Data for analysis
=== Begin Enclosure ===

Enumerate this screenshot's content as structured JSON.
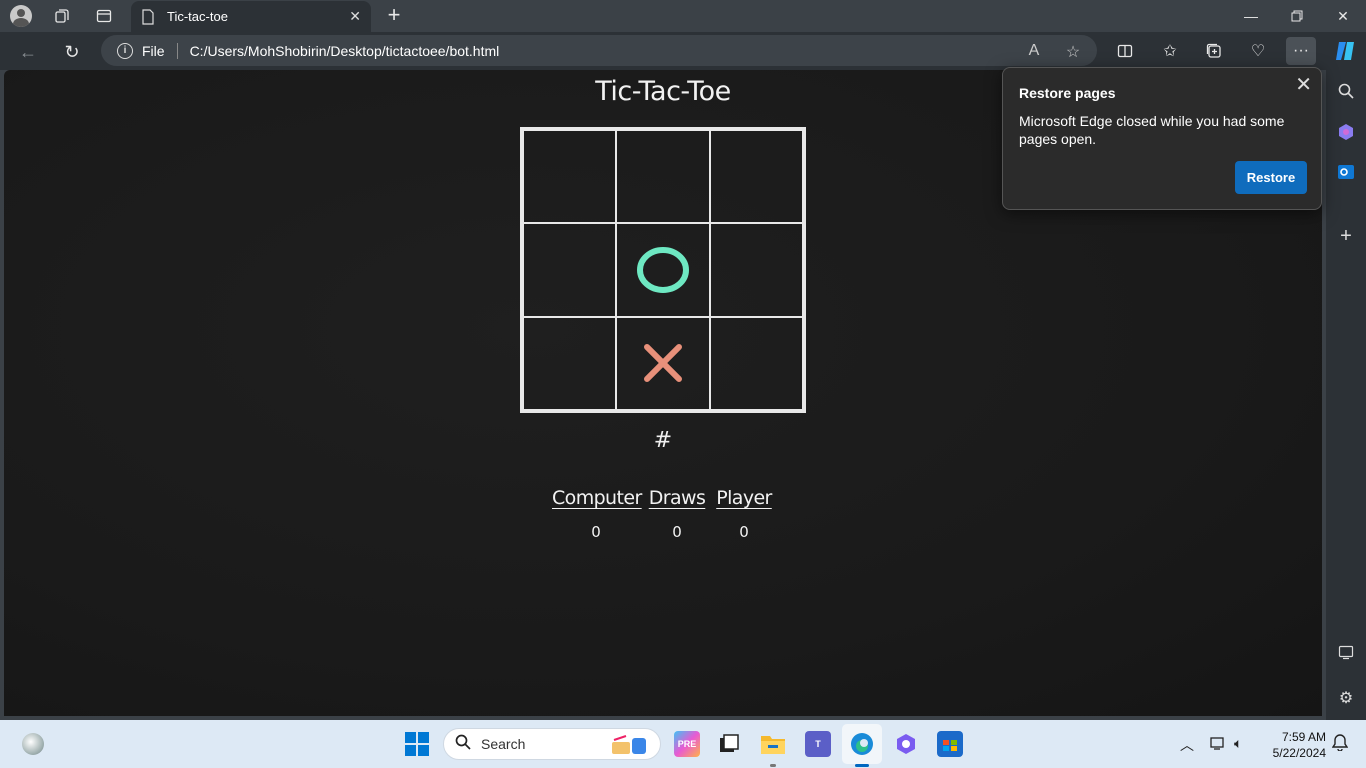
{
  "browser": {
    "tab_title": "Tic-tac-toe",
    "address_scheme": "File",
    "address_url": "C:/Users/MohShobirin/Desktop/tictactoee/bot.html"
  },
  "game": {
    "title": "Tic-Tac-Toe",
    "board": [
      "",
      "",
      "",
      "",
      "O",
      "",
      "",
      "X",
      ""
    ],
    "turn_symbol": "#",
    "o_color": "#6ee8c2",
    "x_color": "#e8907a",
    "scores": [
      {
        "label": "Computer",
        "value": "0"
      },
      {
        "label": "Draws",
        "value": "0"
      },
      {
        "label": "Player",
        "value": "0"
      }
    ]
  },
  "popup": {
    "title": "Restore pages",
    "message": "Microsoft Edge closed while you had some pages open.",
    "button": "Restore"
  },
  "taskbar": {
    "search_placeholder": "Search",
    "time": "7:59 AM",
    "date": "5/22/2024"
  }
}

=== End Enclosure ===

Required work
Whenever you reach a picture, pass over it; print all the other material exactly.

Response
Enumerate this screenshot's content as structured JSON.
{
  "browser": {
    "tab_title": "Tic-tac-toe",
    "address_scheme": "File",
    "address_url": "C:/Users/MohShobirin/Desktop/tictactoee/bot.html"
  },
  "game": {
    "title": "Tic-Tac-Toe",
    "board": [
      "",
      "",
      "",
      "",
      "O",
      "",
      "",
      "X",
      ""
    ],
    "turn_symbol": "#",
    "o_color": "#6ee8c2",
    "x_color": "#e8907a",
    "scores": [
      {
        "label": "Computer",
        "value": "0"
      },
      {
        "label": "Draws",
        "value": "0"
      },
      {
        "label": "Player",
        "value": "0"
      }
    ]
  },
  "popup": {
    "title": "Restore pages",
    "message": "Microsoft Edge closed while you had some pages open.",
    "button": "Restore"
  },
  "taskbar": {
    "search_placeholder": "Search",
    "time": "7:59 AM",
    "date": "5/22/2024"
  }
}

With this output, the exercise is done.